[TASK REQUIREMENTS] Show every line of the records below that contains the word "Available".

§

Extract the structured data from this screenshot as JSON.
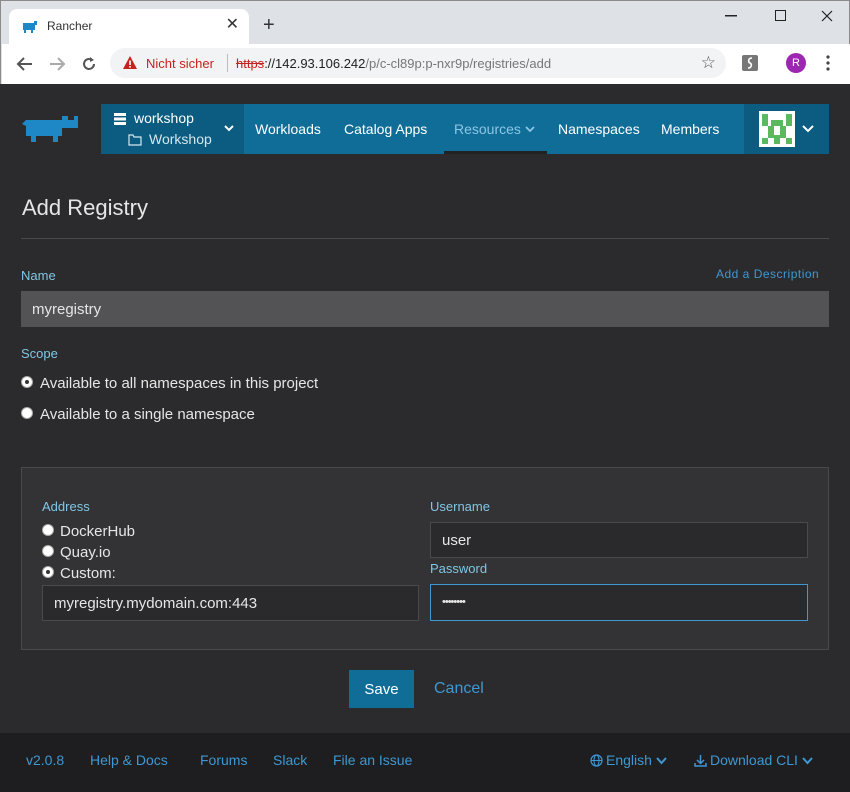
{
  "browser": {
    "tab_title": "Rancher",
    "tab_close": "✕",
    "new_tab": "+",
    "not_secure": "Nicht sicher",
    "url_scheme": "https",
    "url_host": "://142.93.106.242",
    "url_path": "/p/c-cl89p:p-nxr9p/registries/add",
    "profile_initial": "R"
  },
  "nav": {
    "cluster": "workshop",
    "project": "Workshop",
    "items": [
      "Workloads",
      "Catalog Apps",
      "Resources",
      "Namespaces",
      "Members"
    ],
    "active": "Resources"
  },
  "page": {
    "title": "Add Registry",
    "name_label": "Name",
    "add_description": "Add a Description",
    "name_value": "myregistry",
    "scope_label": "Scope",
    "scope_options": [
      "Available to all namespaces in this project",
      "Available to a single namespace"
    ],
    "scope_selected": 0
  },
  "registry": {
    "address_label": "Address",
    "address_options": [
      "DockerHub",
      "Quay.io",
      "Custom:"
    ],
    "address_selected": 2,
    "custom_value": "myregistry.mydomain.com:443",
    "username_label": "Username",
    "username_value": "user",
    "password_label": "Password",
    "password_value": "••••••••"
  },
  "actions": {
    "save": "Save",
    "cancel": "Cancel"
  },
  "footer": {
    "version": "v2.0.8",
    "help": "Help & Docs",
    "forums": "Forums",
    "slack": "Slack",
    "issue": "File an Issue",
    "language": "English",
    "download": "Download CLI"
  },
  "colors": {
    "accent": "#0f6d97",
    "link": "#3d98d3",
    "label": "#7fc7e4",
    "background": "#2b2b2d"
  }
}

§

[WRITTEN RESPONSE]
      "Available to all namespaces in this project",
      "Available to a single namespace"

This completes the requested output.